There may always be disagreement. Opinions are personal. Facts, though, are not personal. Facts are the same for everyone. However, missing facts, less than the whole truth, mislead; and irrelevant facts, more than nothing but the truth, obfuscate.
Perhaps the biggest struggle is sorting out one’s own set of facts from one’s opinions. It’s separating the facts from the assumptions; the facts from the misinformation that’s never been validated; the facts from the unquestioned answers.
No one can know it all or do it all. With the exponential increase in knowledge no one can be vigilant enough. The only solution is reliance—reliance on ourselves and reliance on others. Unless we, that means you, me, and everyone we know, work together to dedicate our lives to the facts accurately portrayed and clearly explained, to the full unembellished truth without spin or frame, we will never reach the goal of the common good, never achieve democracy, never rise to be a peaceful civilization.

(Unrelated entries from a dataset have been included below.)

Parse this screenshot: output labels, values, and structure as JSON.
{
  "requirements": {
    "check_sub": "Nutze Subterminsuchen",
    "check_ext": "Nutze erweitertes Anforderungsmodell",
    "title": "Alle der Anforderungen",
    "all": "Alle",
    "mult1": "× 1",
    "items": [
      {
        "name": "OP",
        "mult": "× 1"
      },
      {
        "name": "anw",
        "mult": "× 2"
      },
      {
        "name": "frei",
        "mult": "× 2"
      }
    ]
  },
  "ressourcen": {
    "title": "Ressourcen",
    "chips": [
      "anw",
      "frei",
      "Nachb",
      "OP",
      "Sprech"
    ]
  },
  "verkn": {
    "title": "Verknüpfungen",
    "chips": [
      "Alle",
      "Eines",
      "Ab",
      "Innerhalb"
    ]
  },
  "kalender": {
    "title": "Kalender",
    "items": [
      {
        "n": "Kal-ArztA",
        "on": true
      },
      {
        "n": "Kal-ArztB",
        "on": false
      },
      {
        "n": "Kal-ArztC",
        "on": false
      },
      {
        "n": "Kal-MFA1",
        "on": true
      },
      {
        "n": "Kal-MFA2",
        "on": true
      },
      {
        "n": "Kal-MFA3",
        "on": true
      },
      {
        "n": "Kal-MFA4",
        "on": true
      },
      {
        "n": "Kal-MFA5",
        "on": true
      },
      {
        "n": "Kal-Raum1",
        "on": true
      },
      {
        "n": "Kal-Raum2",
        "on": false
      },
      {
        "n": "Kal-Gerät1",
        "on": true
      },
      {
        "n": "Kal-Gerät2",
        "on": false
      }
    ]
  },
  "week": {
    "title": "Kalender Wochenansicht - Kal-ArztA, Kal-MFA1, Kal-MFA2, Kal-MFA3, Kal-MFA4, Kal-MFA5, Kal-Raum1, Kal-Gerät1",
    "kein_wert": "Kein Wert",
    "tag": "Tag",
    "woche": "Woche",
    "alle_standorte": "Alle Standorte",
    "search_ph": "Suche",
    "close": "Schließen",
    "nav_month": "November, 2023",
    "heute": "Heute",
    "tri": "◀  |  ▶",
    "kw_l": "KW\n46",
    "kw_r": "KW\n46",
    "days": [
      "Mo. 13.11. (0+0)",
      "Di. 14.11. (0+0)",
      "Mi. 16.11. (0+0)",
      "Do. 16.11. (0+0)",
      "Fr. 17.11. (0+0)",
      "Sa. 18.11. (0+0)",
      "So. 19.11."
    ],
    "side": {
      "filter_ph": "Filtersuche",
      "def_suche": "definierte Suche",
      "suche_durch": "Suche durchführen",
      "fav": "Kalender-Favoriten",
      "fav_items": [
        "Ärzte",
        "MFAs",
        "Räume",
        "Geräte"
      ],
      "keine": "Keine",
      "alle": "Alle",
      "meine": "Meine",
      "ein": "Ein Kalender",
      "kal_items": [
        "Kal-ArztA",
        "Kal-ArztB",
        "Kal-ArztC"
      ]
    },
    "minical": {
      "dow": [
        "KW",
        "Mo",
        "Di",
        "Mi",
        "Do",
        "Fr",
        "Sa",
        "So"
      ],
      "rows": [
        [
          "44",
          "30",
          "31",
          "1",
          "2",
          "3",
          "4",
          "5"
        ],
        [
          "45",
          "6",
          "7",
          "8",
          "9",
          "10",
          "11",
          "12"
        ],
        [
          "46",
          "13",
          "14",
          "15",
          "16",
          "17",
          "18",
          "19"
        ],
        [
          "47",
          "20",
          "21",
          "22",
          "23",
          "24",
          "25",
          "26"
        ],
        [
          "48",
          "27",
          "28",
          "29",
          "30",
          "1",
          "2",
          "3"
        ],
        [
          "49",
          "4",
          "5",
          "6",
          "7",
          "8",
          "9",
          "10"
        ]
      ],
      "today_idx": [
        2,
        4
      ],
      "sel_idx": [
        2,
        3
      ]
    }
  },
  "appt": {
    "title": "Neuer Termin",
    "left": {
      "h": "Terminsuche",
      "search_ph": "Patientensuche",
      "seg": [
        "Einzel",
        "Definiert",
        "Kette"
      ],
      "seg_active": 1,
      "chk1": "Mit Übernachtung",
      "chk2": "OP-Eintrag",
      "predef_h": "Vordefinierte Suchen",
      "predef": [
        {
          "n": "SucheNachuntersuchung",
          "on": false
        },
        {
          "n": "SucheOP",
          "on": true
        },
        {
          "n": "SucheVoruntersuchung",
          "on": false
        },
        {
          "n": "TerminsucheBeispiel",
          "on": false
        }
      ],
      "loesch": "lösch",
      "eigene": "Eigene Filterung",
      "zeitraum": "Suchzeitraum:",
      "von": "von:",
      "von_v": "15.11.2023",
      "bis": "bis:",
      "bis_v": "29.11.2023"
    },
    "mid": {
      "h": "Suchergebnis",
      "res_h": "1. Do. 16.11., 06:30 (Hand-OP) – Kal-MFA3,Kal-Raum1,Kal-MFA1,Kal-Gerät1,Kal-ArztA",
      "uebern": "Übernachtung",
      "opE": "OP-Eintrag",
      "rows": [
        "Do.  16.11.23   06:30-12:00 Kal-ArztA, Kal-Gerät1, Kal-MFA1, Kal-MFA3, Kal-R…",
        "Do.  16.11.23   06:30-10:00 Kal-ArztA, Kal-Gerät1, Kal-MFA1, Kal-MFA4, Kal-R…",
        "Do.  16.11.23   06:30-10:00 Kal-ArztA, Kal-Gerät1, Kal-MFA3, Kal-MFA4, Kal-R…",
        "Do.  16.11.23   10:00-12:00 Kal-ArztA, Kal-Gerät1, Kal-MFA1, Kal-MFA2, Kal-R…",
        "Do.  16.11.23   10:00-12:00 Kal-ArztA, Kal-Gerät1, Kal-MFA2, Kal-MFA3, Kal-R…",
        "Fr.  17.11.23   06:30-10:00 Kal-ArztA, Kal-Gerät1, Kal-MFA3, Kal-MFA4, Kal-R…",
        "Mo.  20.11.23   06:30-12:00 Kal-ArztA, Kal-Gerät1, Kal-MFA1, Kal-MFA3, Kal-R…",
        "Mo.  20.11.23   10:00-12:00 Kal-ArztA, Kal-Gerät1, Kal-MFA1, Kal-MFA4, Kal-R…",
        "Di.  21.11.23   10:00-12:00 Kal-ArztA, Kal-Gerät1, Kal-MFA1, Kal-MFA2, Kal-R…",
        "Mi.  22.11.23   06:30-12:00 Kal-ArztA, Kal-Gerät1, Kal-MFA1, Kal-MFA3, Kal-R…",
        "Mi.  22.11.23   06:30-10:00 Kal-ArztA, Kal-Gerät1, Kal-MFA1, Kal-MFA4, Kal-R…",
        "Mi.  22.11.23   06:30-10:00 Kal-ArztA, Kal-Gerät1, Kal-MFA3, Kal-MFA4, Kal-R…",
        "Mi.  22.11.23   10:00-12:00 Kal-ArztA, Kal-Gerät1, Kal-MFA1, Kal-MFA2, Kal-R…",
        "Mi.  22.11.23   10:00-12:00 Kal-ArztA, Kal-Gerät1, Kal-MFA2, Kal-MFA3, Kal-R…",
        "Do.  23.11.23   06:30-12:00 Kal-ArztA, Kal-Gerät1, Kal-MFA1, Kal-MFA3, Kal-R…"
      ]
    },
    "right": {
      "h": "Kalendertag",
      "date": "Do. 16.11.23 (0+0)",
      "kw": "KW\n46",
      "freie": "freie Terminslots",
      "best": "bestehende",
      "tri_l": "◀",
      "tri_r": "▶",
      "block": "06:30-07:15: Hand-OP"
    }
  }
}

Democracy requires full participation of every citizen in order to function. Yet, participation alone isn’t sufficient. The citizenry must be well informed. An uninformed, misinformed, or under-informed public will fail at self-governance. It’s imperative for every citizen to be responsible for seeking and propagating only accurate facts. The burden of proof is on each of us.
The current structure of the US political system, and the actions of the news media are failing, that is, unless the goal is to destroy democracy. It certainly appears that way. Those who argue that they are following the founders are stating a fact, but it’s not the whole truth. The founders were in conflict among themselves from the start. One side favoring British tradition verses the other side charging towards democracy and egalitarianism. The same debates and struggles have continued nonstop through the last 239 years. The antidemocratic side has been gaining ground since the late 1970s. That fact is not too surprising. Societal amnesia comes swiftly. Those who lived through the Great Depression and the Great Progressive Era of the first half of the 20th century have mostly left this world; their memories gone with them. Their descendants don’t have the perspective of the earlier generation. The gains made midcentury, evidenced by the prosperity and unprecedented social leveling of the ’50s and ’60s, have been, and are being incrementally erased.
Think about it.
Read about it : The Fight for the Four Freedoms, Harvey J. Kaye
Read more about it : Capital, Thomas Piketty.
Talk about it.